There are a two main types of USDA home loan for individuals, so we’ll take them one at a time:

Single family housing guaranteed loan program

When you hear about USDA loans, most of the time this is the program that people are talking about. It is designed to help low to middle income people in rural areas “to own adequate, modest, decent, safe and sanitary dwellings,” according to the USDA. These loans can be used to repair or relocate a dwelling as well as to purchase a home.

These loans are guaranteed by the USDA – which means that the lender can take greater risks than they otherwise would in offering generous loans to applicants, secure in the knowledge that the government will pay them back for up to 90% of the loan value, even if the applicant cannot.

To apply:

  • You must live in an eligible area. (This link will direct you to a map of eligible areas in the United States)

  • You must meet income eligibility requirements for the loan. These are different depending on the county, but are outlined here.

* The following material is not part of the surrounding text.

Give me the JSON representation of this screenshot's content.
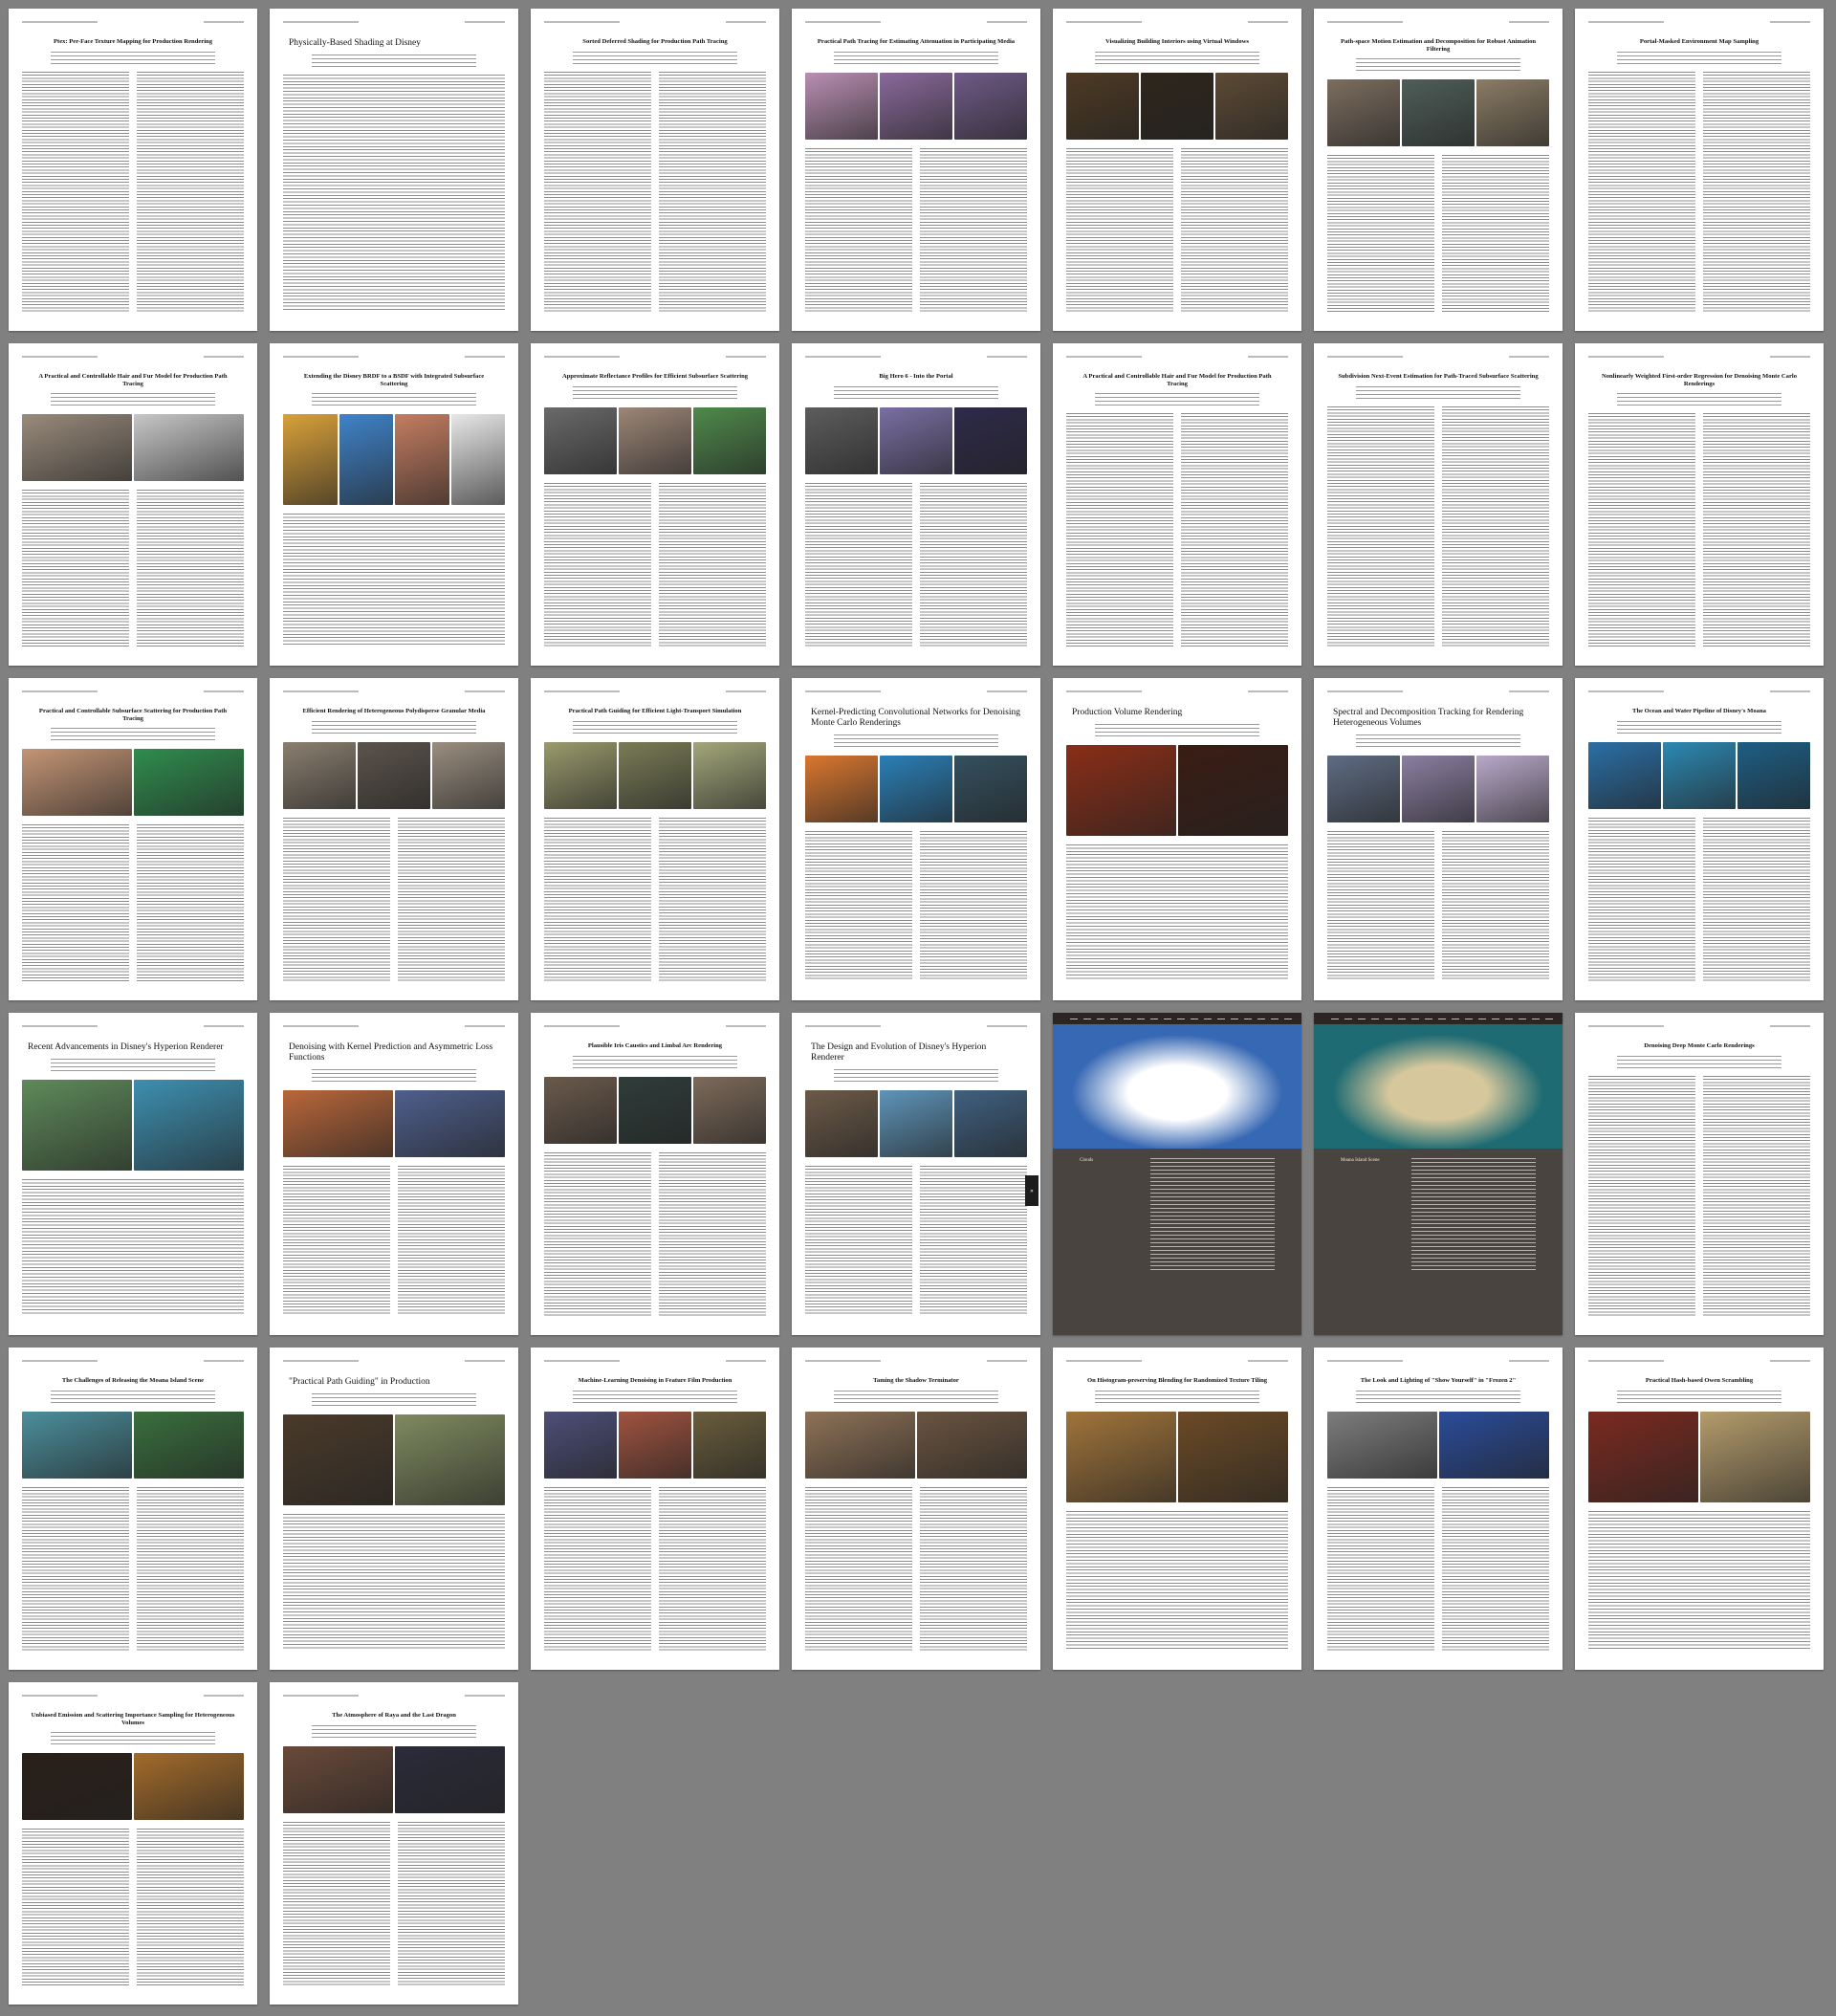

For Shasta County, income requirements for a single person range from 30,900 dollars per year to 78,200 dollars per year.

  • You must agree to personally use/occupy the purchased dwelling as a primary residence.

  • Applicants must be US citizens, non-citizen nationals, or Qualified Aliens.

  • Applicants must have the“legal capacity to incur loan obligation.” What this means is simply that the applicant must be of legal age and sound mind, or have a court-appointed guardian who may act as an intermediary.

  • You must not ever have been disbarred or suspended from a federal program.

  • You must “demonstrate a willingness” to meet credit obligations by deadlines. If you can show that your loan payments (or similar payments) have been on time in the past you will meet this requirement. Best to bring any financial records that might be pertinent when speaking with your lender.

This covers the most common type of USDA loan, at least for home buyers in Shasta County. However, it is also important to cover the other main type of USDA loan for individuals.

Single family housing direct home loans

Unlike the guaranteed loan program, this is designed for low and very-low income individuals only. It is somewhat easier to qualify for, though there are restrictions on the type of property that may be purchased with a loan of this type.

For instance, properties procured through single family housing direct home loans must not:

  • Be greater than 2,000 square feet in area

  • Have a greater market value than the applicable loan limit

  • Not be designed for “income producing activities.” If you intend to use your home as an office or a storefront, this loan may not work for you.

On the other hand, there are no income requirements for these loans, as they are designed specifically to help the poor. You must only be without non-hazardous housing, and be unable to procure a loan from another source. In addition, borrowers must have legal capacity, citizenship, and have a clean record with regard to disbarments and suspensions from federal programs.

Overall, this is a highly generous loan for rural areas, and is a godsend for lower-income individuals.

Many areas of Shasta County are eligible for USDA loans! If you’re interested, you can read more about those loans here. Or, call Megastar Redding at (530) 999-9000 with any questions.